Below are some records. Pull every line that contains the word "about".

*** Data under study Section Begins ***

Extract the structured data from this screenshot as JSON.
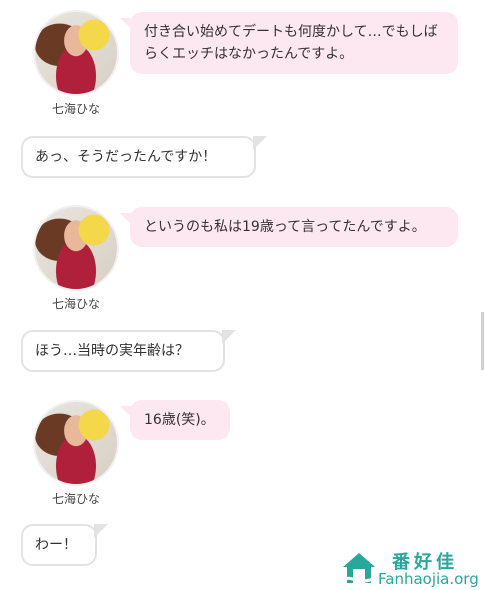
{
  "messages": [
    {
      "speaker": "七海ひな",
      "text": "付き合い始めてデートも何度かして…でもしばらくエッチはなかったんですよ。"
    },
    {
      "speaker": "interviewer",
      "text": "あっ、そうだったんですか！"
    },
    {
      "speaker": "七海ひな",
      "text": "というのも私は19歳って言ってたんですよ。"
    },
    {
      "speaker": "interviewer",
      "text": "ほう…当時の実年齢は？"
    },
    {
      "speaker": "七海ひな",
      "text": "16歳(笑)。"
    },
    {
      "speaker": "interviewer",
      "text": "わー！"
    }
  ],
  "watermark": {
    "cn": "番好佳",
    "en": "Fanhaojia.org"
  },
  "colors": {
    "pink_bubble": "#fde7f0",
    "white_bubble_border": "#e3e3e3",
    "watermark": "#2aa79b"
  }
}
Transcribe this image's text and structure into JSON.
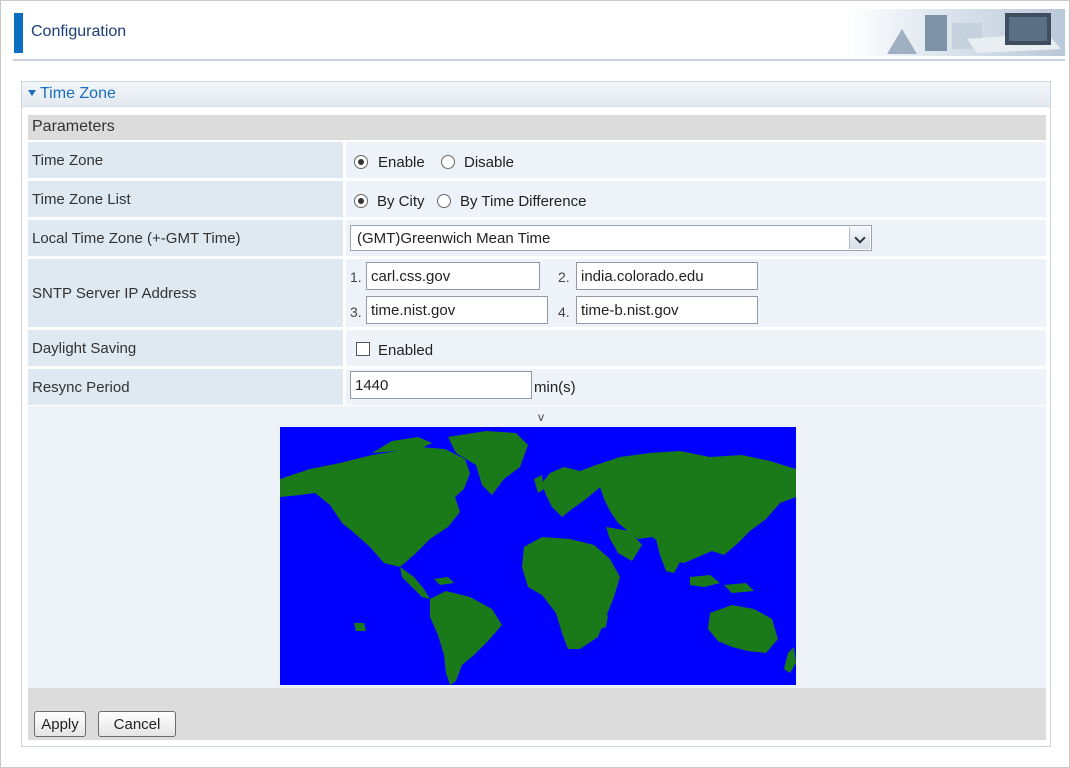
{
  "header": {
    "title": "Configuration"
  },
  "panel": {
    "title": "Time Zone",
    "params_heading": "Parameters"
  },
  "time_zone": {
    "label": "Time Zone",
    "options": [
      "Enable",
      "Disable"
    ],
    "selected": "Enable"
  },
  "time_zone_list": {
    "label": "Time Zone List",
    "options": [
      "By City",
      "By Time Difference"
    ],
    "selected": "By City"
  },
  "local_time_zone": {
    "label": "Local Time Zone (+-GMT Time)",
    "value": "(GMT)Greenwich Mean Time"
  },
  "sntp": {
    "label": "SNTP Server IP Address",
    "servers": [
      {
        "num": "1.",
        "value": "carl.css.gov"
      },
      {
        "num": "2.",
        "value": "india.colorado.edu"
      },
      {
        "num": "3.",
        "value": "time.nist.gov"
      },
      {
        "num": "4.",
        "value": "time-b.nist.gov"
      }
    ]
  },
  "daylight": {
    "label": "Daylight Saving",
    "checkbox_label": "Enabled",
    "checked": false
  },
  "resync": {
    "label": "Resync Period",
    "value": "1440",
    "unit": "min(s)"
  },
  "map": {
    "marker": "v",
    "ocean_color": "#0000ff",
    "land_color": "#1a7a1a"
  },
  "buttons": {
    "apply": "Apply",
    "cancel": "Cancel"
  }
}
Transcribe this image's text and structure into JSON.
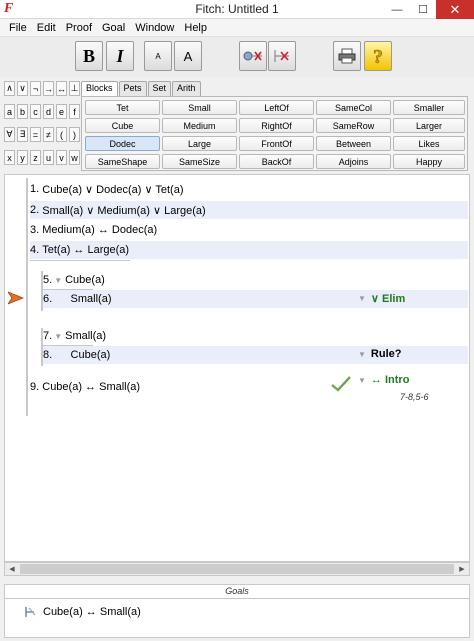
{
  "window": {
    "title": "Fitch: Untitled 1",
    "minimize": "—",
    "maximize": "☐",
    "close": "✕"
  },
  "menu": [
    "File",
    "Edit",
    "Proof",
    "Goal",
    "Window",
    "Help"
  ],
  "toolbar": {
    "bold": "B",
    "italic": "I",
    "font_smaller": "A",
    "font_larger": "A"
  },
  "symbols": [
    "∧",
    "∨",
    "¬",
    "→",
    "↔",
    "⊥",
    "a",
    "b",
    "c",
    "d",
    "e",
    "f",
    "∀",
    "∃",
    "=",
    "≠",
    "(",
    ")",
    "x",
    "y",
    "z",
    "u",
    "v",
    "w"
  ],
  "tabs": [
    {
      "label": "Blocks",
      "active": true
    },
    {
      "label": "Pets",
      "active": false
    },
    {
      "label": "Set",
      "active": false
    },
    {
      "label": "Arith",
      "active": false
    }
  ],
  "predicates": [
    [
      "Tet",
      "Small",
      "LeftOf",
      "SameCol",
      "Smaller"
    ],
    [
      "Cube",
      "Medium",
      "RightOf",
      "SameRow",
      "Larger"
    ],
    [
      "Dodec",
      "Large",
      "FrontOf",
      "Between",
      "Likes"
    ],
    [
      "SameShape",
      "SameSize",
      "BackOf",
      "Adjoins",
      "Happy"
    ]
  ],
  "selected_predicate": "Dodec",
  "proof": {
    "premises": [
      {
        "num": "1.",
        "text": "Cube(a) ∨ Dodec(a) ∨ Tet(a)"
      },
      {
        "num": "2.",
        "text": "Small(a) ∨ Medium(a) ∨ Large(a)"
      },
      {
        "num": "3.",
        "text": "Medium(a) ↔ Dodec(a)"
      },
      {
        "num": "4.",
        "text": "Tet(a) ↔ Large(a)"
      }
    ],
    "sub1": [
      {
        "num": "5.",
        "text": "Cube(a)"
      },
      {
        "num": "6.",
        "text": "Small(a)",
        "rule": "∨ Elim",
        "rule_status": "green"
      }
    ],
    "sub2": [
      {
        "num": "7.",
        "text": "Small(a)"
      },
      {
        "num": "8.",
        "text": "Cube(a)",
        "rule": "Rule?",
        "rule_status": "pending"
      }
    ],
    "conclusion": {
      "num": "9.",
      "text": "Cube(a) ↔ Small(a)",
      "rule": "↔ Intro",
      "support": "7-8,5-6"
    }
  },
  "goals": {
    "header": "Goals",
    "items": [
      "Cube(a) ↔ Small(a)"
    ]
  },
  "colors": {
    "accent_green": "#1f7a1f",
    "highlight": "#eaeefa",
    "close_red": "#c7302b",
    "marker_orange": "#e3702a"
  }
}
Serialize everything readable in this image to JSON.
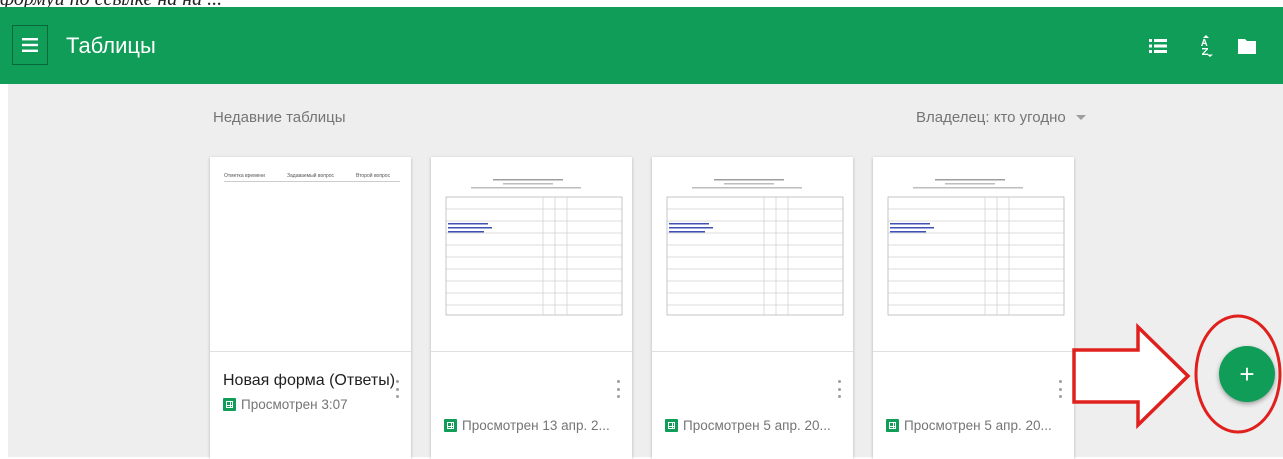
{
  "caption_text": "формуй по ссылке на на ...",
  "app": {
    "title": "Таблицы",
    "menu_icon": "hamburger-menu-icon",
    "actions": [
      "list-view-icon",
      "sort-az-icon",
      "folder-icon"
    ],
    "accent_color": "#0f9d58"
  },
  "recent": {
    "section_title": "Недавние таблицы",
    "owner_filter": "Владелец: кто угодно"
  },
  "cards": [
    {
      "title": "Новая форма (Ответы)",
      "meta": "Просмотрен 3:07",
      "thumb_headers": [
        "Отметка времени",
        "Задаваемый вопрос",
        "Второй вопрос"
      ]
    },
    {
      "title": "",
      "meta": "Просмотрен 13 апр. 2..."
    },
    {
      "title": "",
      "meta": "Просмотрен 5 апр. 20..."
    },
    {
      "title": "",
      "meta": "Просмотрен 5 апр. 20..."
    }
  ],
  "fab": {
    "label": "+",
    "annotation_color": "#e0201c"
  }
}
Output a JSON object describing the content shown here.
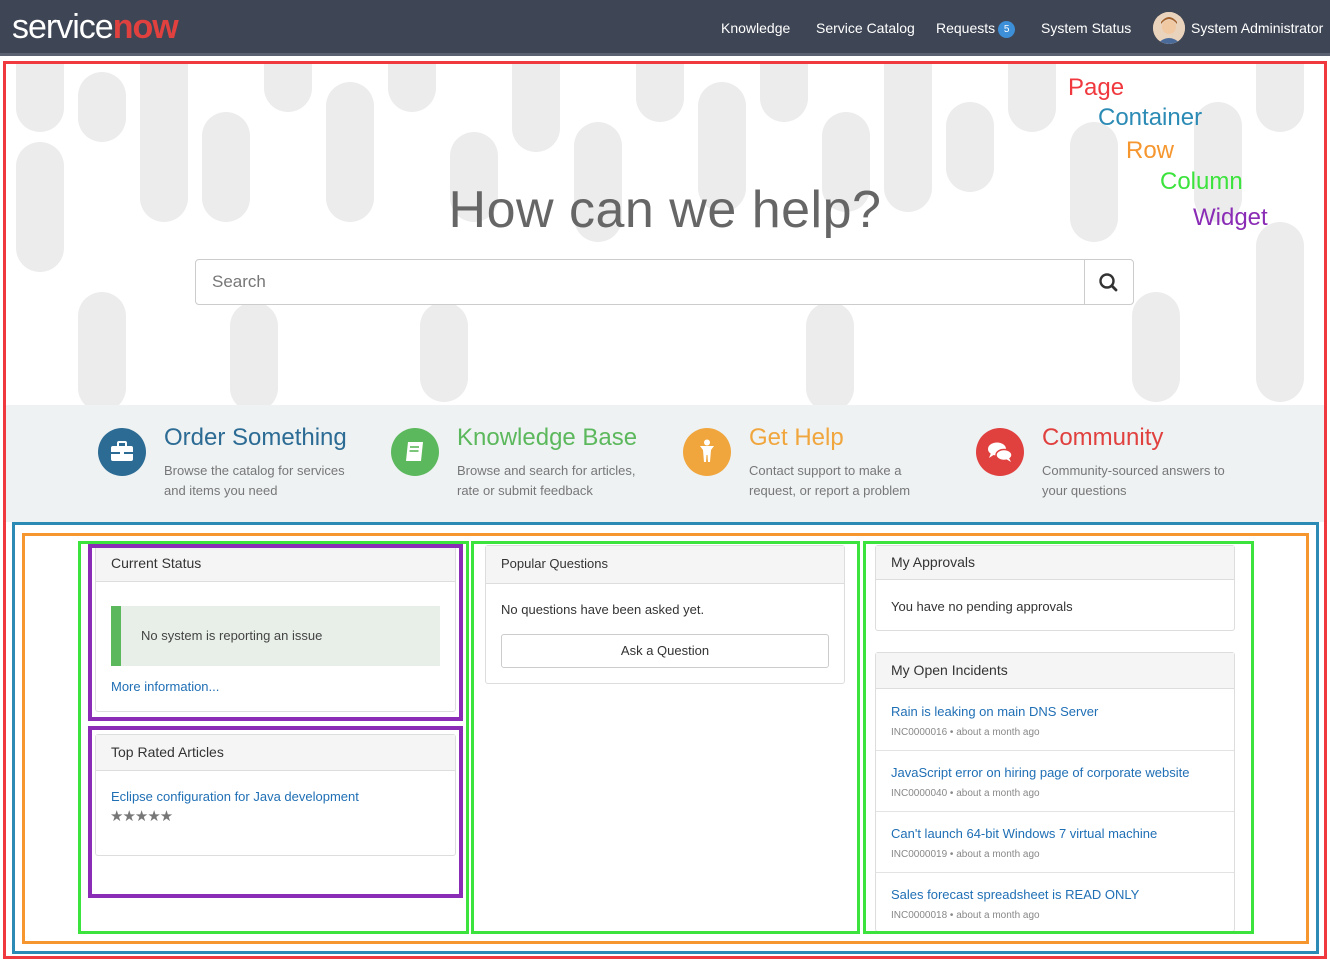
{
  "header": {
    "logo_service": "service",
    "logo_now": "now",
    "nav": [
      {
        "label": "Knowledge"
      },
      {
        "label": "Service Catalog"
      },
      {
        "label": "Requests",
        "badge": "5"
      },
      {
        "label": "System Status"
      }
    ],
    "user": "System Administrator"
  },
  "hero": {
    "title": "How can we help?",
    "search_placeholder": "Search"
  },
  "legend": {
    "page": "Page",
    "container": "Container",
    "row": "Row",
    "column": "Column",
    "widget": "Widget"
  },
  "quick_links": [
    {
      "title": "Order Something",
      "desc": "Browse the catalog for services and items you need",
      "color": "#2c6b94",
      "icon": "briefcase-icon"
    },
    {
      "title": "Knowledge Base",
      "desc": "Browse and search for articles, rate or submit feedback",
      "color": "#5cb85c",
      "icon": "book-icon"
    },
    {
      "title": "Get Help",
      "desc": "Contact support to make a request, or report a problem",
      "color": "#f0a63d",
      "icon": "person-icon"
    },
    {
      "title": "Community",
      "desc": "Community-sourced answers to your questions",
      "color": "#e0413f",
      "icon": "chat-bubbles-icon"
    }
  ],
  "current_status": {
    "title": "Current Status",
    "message": "No system is reporting an issue",
    "more": "More information..."
  },
  "top_rated": {
    "title": "Top Rated Articles",
    "article": "Eclipse configuration for Java development",
    "stars": "★★★★★"
  },
  "popular_questions": {
    "title": "Popular Questions",
    "empty": "No questions have been asked yet.",
    "button": "Ask a Question"
  },
  "approvals": {
    "title": "My Approvals",
    "empty": "You have no pending approvals"
  },
  "incidents": {
    "title": "My Open Incidents",
    "items": [
      {
        "title": "Rain is leaking on main DNS Server",
        "meta": "INC0000016 • about a month ago"
      },
      {
        "title": "JavaScript error on hiring page of corporate website",
        "meta": "INC0000040 • about a month ago"
      },
      {
        "title": "Can't launch 64-bit Windows 7 virtual machine",
        "meta": "INC0000019 • about a month ago"
      },
      {
        "title": "Sales forecast spreadsheet is READ ONLY",
        "meta": "INC0000018 • about a month ago"
      }
    ]
  },
  "colors": {
    "page": "#f0393f",
    "container": "#2b8bb5",
    "row": "#f5962e",
    "column": "#3ce33c",
    "widget": "#8a2cb5"
  }
}
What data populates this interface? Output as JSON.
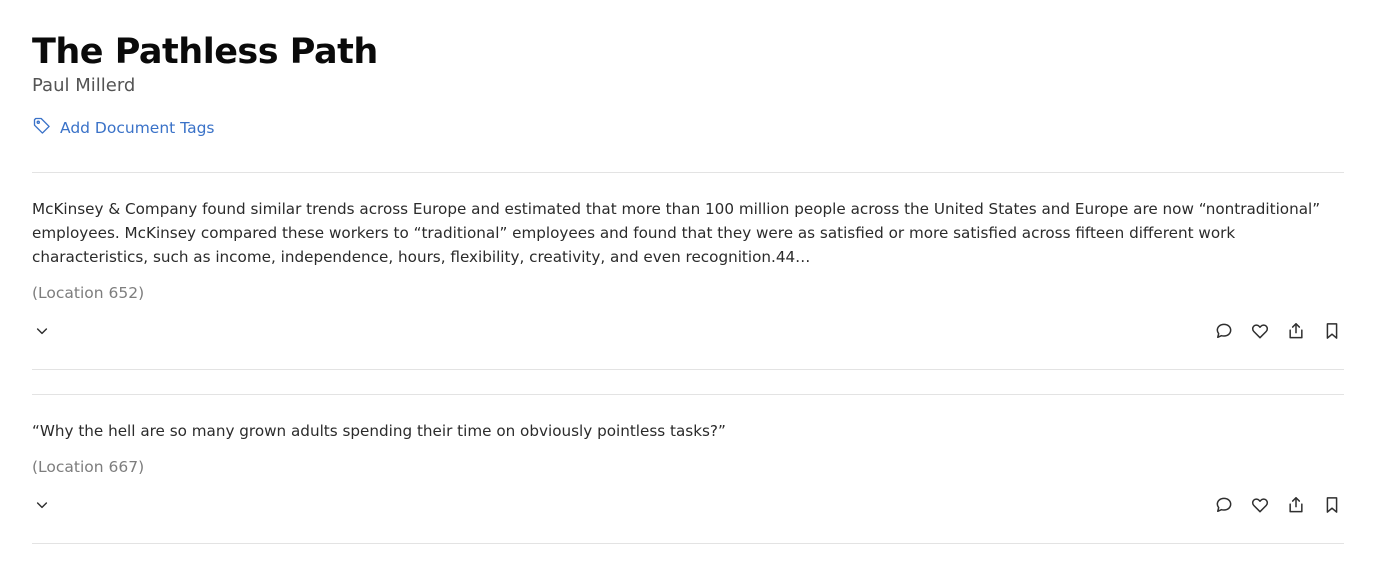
{
  "book": {
    "title": "The Pathless Path",
    "author": "Paul Millerd"
  },
  "tags": {
    "add_label": "Add Document Tags",
    "icon": "tag-icon"
  },
  "highlights": [
    {
      "text": "McKinsey & Company found similar trends across Europe and estimated that more than 100 million people across the United States and Europe are now “nontraditional” employees. McKinsey compared these workers to “traditional” employees and found that they were as satisfied or more satisfied across fifteen different work characteristics, such as income, independence, hours, flexibility, creativity, and even recognition.44…",
      "location": "(Location 652)"
    },
    {
      "text": "“Why the hell are so many grown adults spending their time on obviously pointless tasks?”",
      "location": "(Location 667)"
    }
  ],
  "icons": {
    "expand": "chevron-down-icon",
    "comment": "comment-icon",
    "favorite": "heart-icon",
    "share": "share-icon",
    "bookmark": "bookmark-icon"
  },
  "colors": {
    "link": "#3a72c8",
    "text": "#2b2b2b",
    "muted": "#7d7d7d",
    "divider": "#e3e3e3"
  }
}
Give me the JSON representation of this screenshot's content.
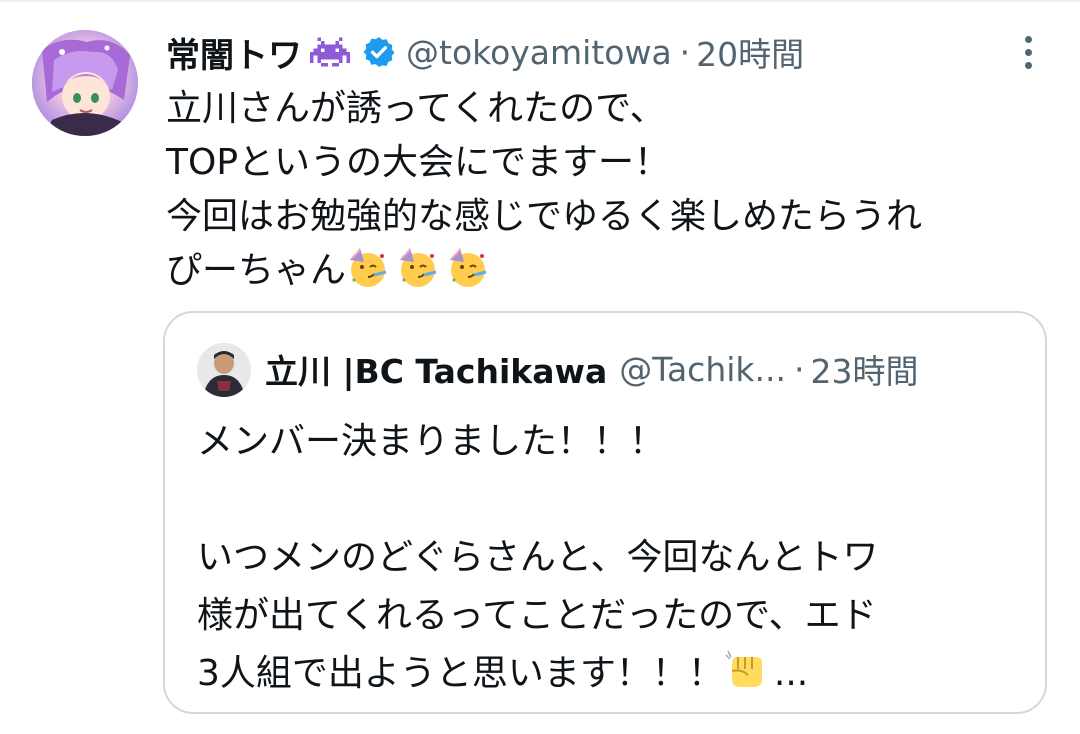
{
  "tweet": {
    "display_name": "常闇トワ",
    "name_emoji": "alien-monster-icon",
    "verified_icon": "verified-badge-icon",
    "handle": "@tokoyamitowa",
    "separator": "·",
    "time": "20時間",
    "more_icon": "more-vertical-icon",
    "text_lines": [
      "立川さんが誘ってくれたので、",
      "TOPというの大会にでますー！",
      "今回はお勉強的な感じでゆるく楽しめたらうれ",
      "ぴーちゃん"
    ],
    "text_trailing_emoji": [
      "partying-face-icon",
      "partying-face-icon",
      "partying-face-icon"
    ],
    "colors": {
      "text": "#0f1419",
      "secondary": "#536471",
      "verified": "#1d9bf0",
      "border": "#cfd9de"
    }
  },
  "quoted": {
    "display_name": "立川 |BC Tachikawa",
    "handle": "@Tachik...",
    "separator": "·",
    "time": "23時間",
    "text_lines": [
      "メンバー決まりました！！！",
      "",
      "いつメンのどぐらさんと、今回なんとトワ",
      "様が出てくれるってことだったので、エド",
      "3人組で出ようと思います！！！"
    ],
    "trailing_emoji": "oncoming-fist-icon",
    "ellipsis": "..."
  }
}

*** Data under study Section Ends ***

#### Task answer
        "meta": "INC0000016 • about a month ago"
        "meta": "INC0000040 • about a month ago"
        "meta": "INC0000019 • about a month ago"
        "meta": "INC0000018 • about a month ago"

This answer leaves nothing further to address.